* Dataset rows for apps and sites
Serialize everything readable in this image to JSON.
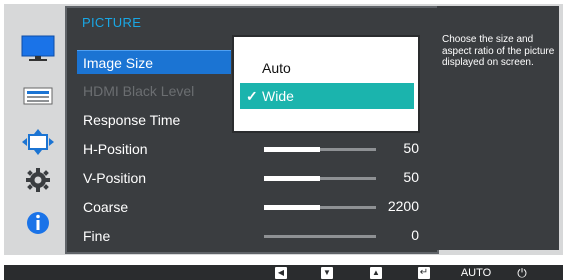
{
  "menu": {
    "title": "PICTURE",
    "items": [
      {
        "label": "Image Size",
        "state": "selected"
      },
      {
        "label": "HDMI Black Level",
        "state": "disabled"
      },
      {
        "label": "Response Time",
        "state": "normal"
      },
      {
        "label": "H-Position",
        "state": "normal"
      },
      {
        "label": "V-Position",
        "state": "normal"
      },
      {
        "label": "Coarse",
        "state": "normal"
      },
      {
        "label": "Fine",
        "state": "normal"
      }
    ],
    "sliders": [
      {
        "name": "H-Position",
        "value": "50",
        "fraction": 0.5
      },
      {
        "name": "V-Position",
        "value": "50",
        "fraction": 0.5
      },
      {
        "name": "Coarse",
        "value": "2200",
        "fraction": 0.5
      },
      {
        "name": "Fine",
        "value": "0",
        "fraction": 0
      }
    ]
  },
  "popup": {
    "options": [
      {
        "label": "Auto",
        "selected": false
      },
      {
        "label": "Wide",
        "selected": true
      }
    ],
    "check_glyph": "✓"
  },
  "help": {
    "text": "Choose the size and aspect ratio of the picture displayed on screen."
  },
  "side_icons": [
    "picture-icon",
    "onscreen-display-icon",
    "setup-icon",
    "system-gear-icon",
    "information-icon"
  ],
  "buttons": {
    "left": "◀",
    "down": "▼",
    "up": "▲",
    "enter": "↵",
    "auto": "AUTO",
    "power": "⏻"
  },
  "colors": {
    "panel": "#3a3d40",
    "accent_blue": "#1b74d3",
    "popup_highlight": "#1bb4ad",
    "title_blue": "#19a7e5"
  }
}
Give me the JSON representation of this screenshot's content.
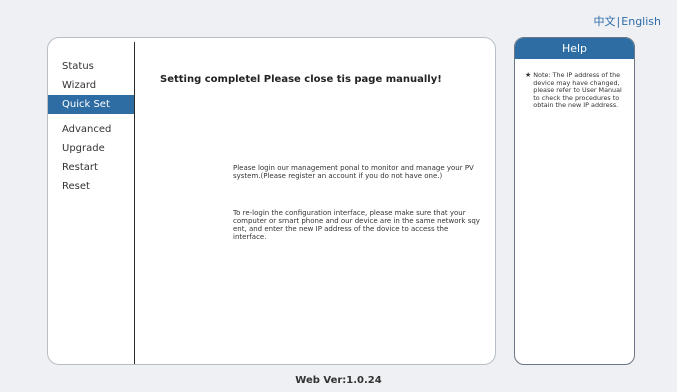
{
  "lang": {
    "chinese": "中文",
    "separator": "|",
    "english": "English"
  },
  "menu": {
    "items": [
      {
        "label": "Status"
      },
      {
        "label": "Wizard"
      },
      {
        "label": "Quick Set"
      },
      {
        "label": "Advanced"
      },
      {
        "label": "Upgrade"
      },
      {
        "label": "Restart"
      },
      {
        "label": "Reset"
      }
    ],
    "active": "Quick Set"
  },
  "content": {
    "heading": "Setting completel Please close tis page manually!",
    "para1": "Please login our management ponal to monitor and manage your PV system.(Please register an account if you do not have one.)",
    "para2": "To re-login the configuration interface, please make sure that your computer or srnart phone and our device are in the same network sqy ent, and enter the new IP address of the dovice to access the interface."
  },
  "help": {
    "title": "Help",
    "star": "★",
    "note": "Note: The IP address of the device may have changed, please refer to User Manual to check the procedures to obtain the new IP address."
  },
  "footer": {
    "version": "Web Ver:1.0.24"
  },
  "colors": {
    "accent": "#2e6da4",
    "background": "#eef0f3"
  }
}
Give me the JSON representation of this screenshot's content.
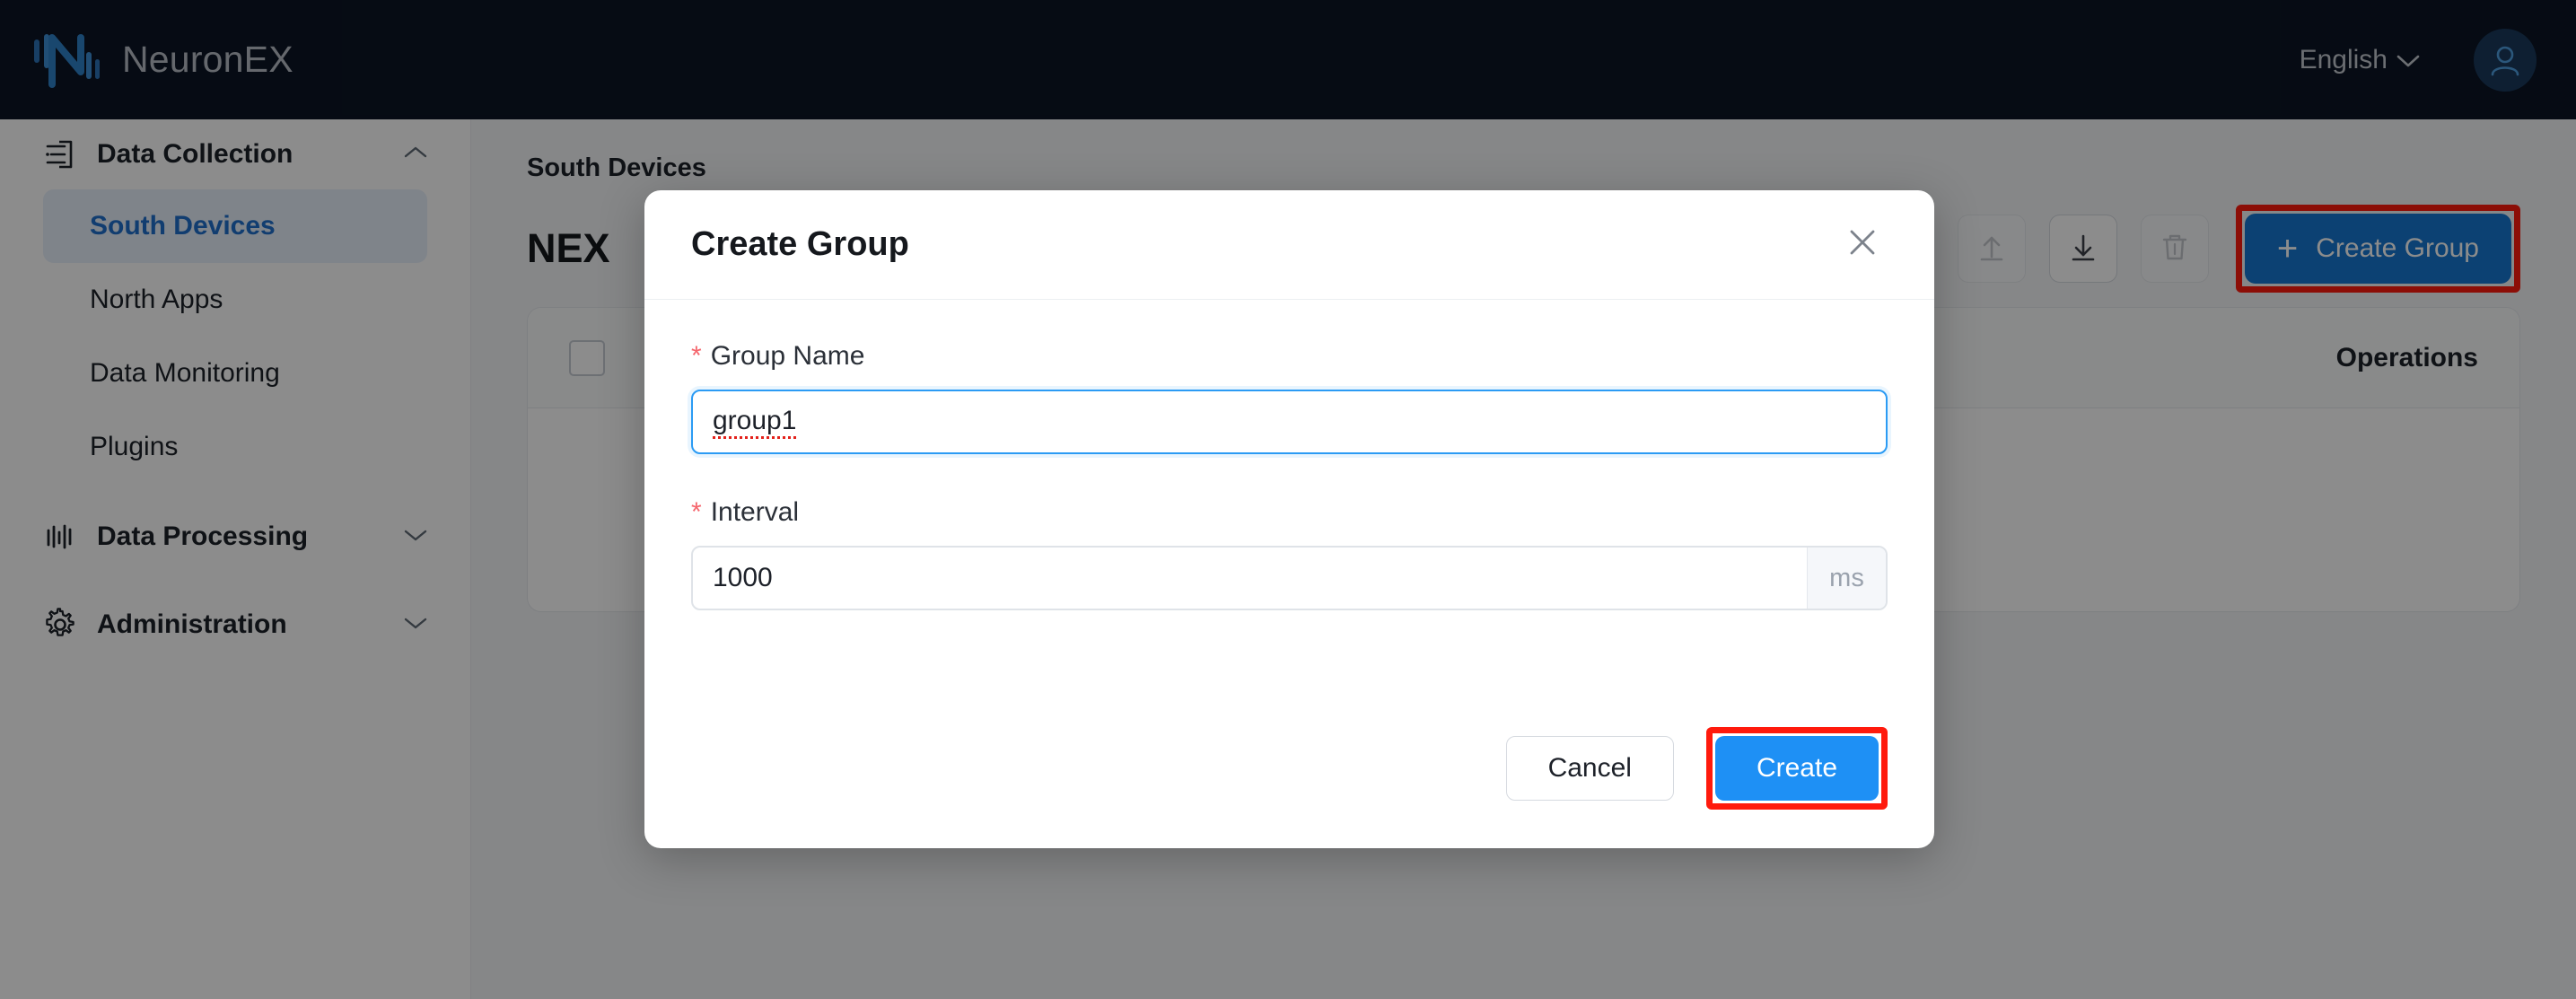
{
  "topbar": {
    "logo_icon": "neuronex-logo-icon",
    "brand": "NeuronEX",
    "language": "English",
    "chevron": "⌄",
    "avatar_icon": "user-avatar-icon"
  },
  "sidebar": {
    "groups": [
      {
        "label": "Data Collection",
        "icon": "data-collection-icon",
        "expanded": true,
        "chevron": "⌃",
        "items": [
          {
            "label": "South Devices",
            "active": true
          },
          {
            "label": "North Apps",
            "active": false
          },
          {
            "label": "Data Monitoring",
            "active": false
          },
          {
            "label": "Plugins",
            "active": false
          }
        ]
      },
      {
        "label": "Data Processing",
        "icon": "data-processing-icon",
        "expanded": false,
        "chevron": "⌄",
        "items": []
      },
      {
        "label": "Administration",
        "icon": "administration-gear-icon",
        "expanded": false,
        "chevron": "⌄",
        "items": []
      }
    ]
  },
  "main": {
    "breadcrumb": "South Devices",
    "page_title": "NEX",
    "actions": {
      "upload_icon": "upload-icon",
      "download_icon": "download-icon",
      "delete_icon": "trash-icon",
      "create_group_label": "Create Group",
      "create_group_plus": "+"
    },
    "table": {
      "select_all": "",
      "columns": [
        "Operations"
      ]
    }
  },
  "modal": {
    "title": "Create Group",
    "close_icon": "close-icon",
    "fields": [
      {
        "label": "Group Name",
        "required_marker": "*",
        "value": "group1",
        "placeholder": "",
        "suffix": "",
        "focused": true,
        "misspelled": true
      },
      {
        "label": "Interval",
        "required_marker": "*",
        "value": "1000",
        "placeholder": "",
        "suffix": "ms",
        "focused": false,
        "misspelled": false
      }
    ],
    "cancel_label": "Cancel",
    "create_label": "Create"
  },
  "colors": {
    "brand_dark": "#0b1525",
    "accent_blue": "#1677d2",
    "primary_blue": "#1e90f5",
    "highlight_red": "#ff1a0d",
    "required_red": "#f5666d",
    "sidebar_active_text": "#1f6fcc"
  }
}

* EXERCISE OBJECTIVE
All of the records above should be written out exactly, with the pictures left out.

* REPLY TO THE EXERCISE
Serialize everything readable in this image to JSON.
{
  "menu": {
    "title": "PICTURE",
    "items": [
      {
        "label": "Image Size",
        "state": "selected"
      },
      {
        "label": "HDMI Black Level",
        "state": "disabled"
      },
      {
        "label": "Response Time",
        "state": "normal"
      },
      {
        "label": "H-Position",
        "state": "normal"
      },
      {
        "label": "V-Position",
        "state": "normal"
      },
      {
        "label": "Coarse",
        "state": "normal"
      },
      {
        "label": "Fine",
        "state": "normal"
      }
    ],
    "sliders": [
      {
        "name": "H-Position",
        "value": "50",
        "fraction": 0.5
      },
      {
        "name": "V-Position",
        "value": "50",
        "fraction": 0.5
      },
      {
        "name": "Coarse",
        "value": "2200",
        "fraction": 0.5
      },
      {
        "name": "Fine",
        "value": "0",
        "fraction": 0
      }
    ]
  },
  "popup": {
    "options": [
      {
        "label": "Auto",
        "selected": false
      },
      {
        "label": "Wide",
        "selected": true
      }
    ],
    "check_glyph": "✓"
  },
  "help": {
    "text": "Choose the size and aspect ratio of the picture displayed on screen."
  },
  "side_icons": [
    "picture-icon",
    "onscreen-display-icon",
    "setup-icon",
    "system-gear-icon",
    "information-icon"
  ],
  "buttons": {
    "left": "◀",
    "down": "▼",
    "up": "▲",
    "enter": "↵",
    "auto": "AUTO",
    "power": "⏻"
  },
  "colors": {
    "panel": "#3a3d40",
    "accent_blue": "#1b74d3",
    "popup_highlight": "#1bb4ad",
    "title_blue": "#19a7e5"
  }
}
Give me the JSON representation of this screenshot's content.
{
  "lang": {
    "chinese": "中文",
    "separator": "|",
    "english": "English"
  },
  "menu": {
    "items": [
      {
        "label": "Status"
      },
      {
        "label": "Wizard"
      },
      {
        "label": "Quick Set"
      },
      {
        "label": "Advanced"
      },
      {
        "label": "Upgrade"
      },
      {
        "label": "Restart"
      },
      {
        "label": "Reset"
      }
    ],
    "active": "Quick Set"
  },
  "content": {
    "heading": "Setting completel Please close tis page manually!",
    "para1": "Please login our management ponal to monitor and manage your PV system.(Please register an account if you do not have one.)",
    "para2": "To re-login the configuration interface, please make sure that your computer or srnart phone and our device are in the same network sqy ent, and enter the new IP address of the dovice to access the interface."
  },
  "help": {
    "title": "Help",
    "star": "★",
    "note": "Note: The IP address of the device may have changed, please refer to User Manual to check the procedures to obtain the new IP address."
  },
  "footer": {
    "version": "Web Ver:1.0.24"
  },
  "colors": {
    "accent": "#2e6da4",
    "background": "#eef0f3"
  }
}
Give me the JSON representation of this screenshot's content.
{
  "topbar": {
    "logo_icon": "neuronex-logo-icon",
    "brand": "NeuronEX",
    "language": "English",
    "chevron": "⌄",
    "avatar_icon": "user-avatar-icon"
  },
  "sidebar": {
    "groups": [
      {
        "label": "Data Collection",
        "icon": "data-collection-icon",
        "expanded": true,
        "chevron": "⌃",
        "items": [
          {
            "label": "South Devices",
            "active": true
          },
          {
            "label": "North Apps",
            "active": false
          },
          {
            "label": "Data Monitoring",
            "active": false
          },
          {
            "label": "Plugins",
            "active": false
          }
        ]
      },
      {
        "label": "Data Processing",
        "icon": "data-processing-icon",
        "expanded": false,
        "chevron": "⌄",
        "items": []
      },
      {
        "label": "Administration",
        "icon": "administration-gear-icon",
        "expanded": false,
        "chevron": "⌄",
        "items": []
      }
    ]
  },
  "main": {
    "breadcrumb": "South Devices",
    "page_title": "NEX",
    "actions": {
      "upload_icon": "upload-icon",
      "download_icon": "download-icon",
      "delete_icon": "trash-icon",
      "create_group_label": "Create Group",
      "create_group_plus": "+"
    },
    "table": {
      "select_all": "",
      "columns": [
        "Operations"
      ]
    }
  },
  "modal": {
    "title": "Create Group",
    "close_icon": "close-icon",
    "fields": [
      {
        "label": "Group Name",
        "required_marker": "*",
        "value": "group1",
        "placeholder": "",
        "suffix": "",
        "focused": true,
        "misspelled": true
      },
      {
        "label": "Interval",
        "required_marker": "*",
        "value": "1000",
        "placeholder": "",
        "suffix": "ms",
        "focused": false,
        "misspelled": false
      }
    ],
    "cancel_label": "Cancel",
    "create_label": "Create"
  },
  "colors": {
    "brand_dark": "#0b1525",
    "accent_blue": "#1677d2",
    "primary_blue": "#1e90f5",
    "highlight_red": "#ff1a0d",
    "required_red": "#f5666d",
    "sidebar_active_text": "#1f6fcc"
  }
}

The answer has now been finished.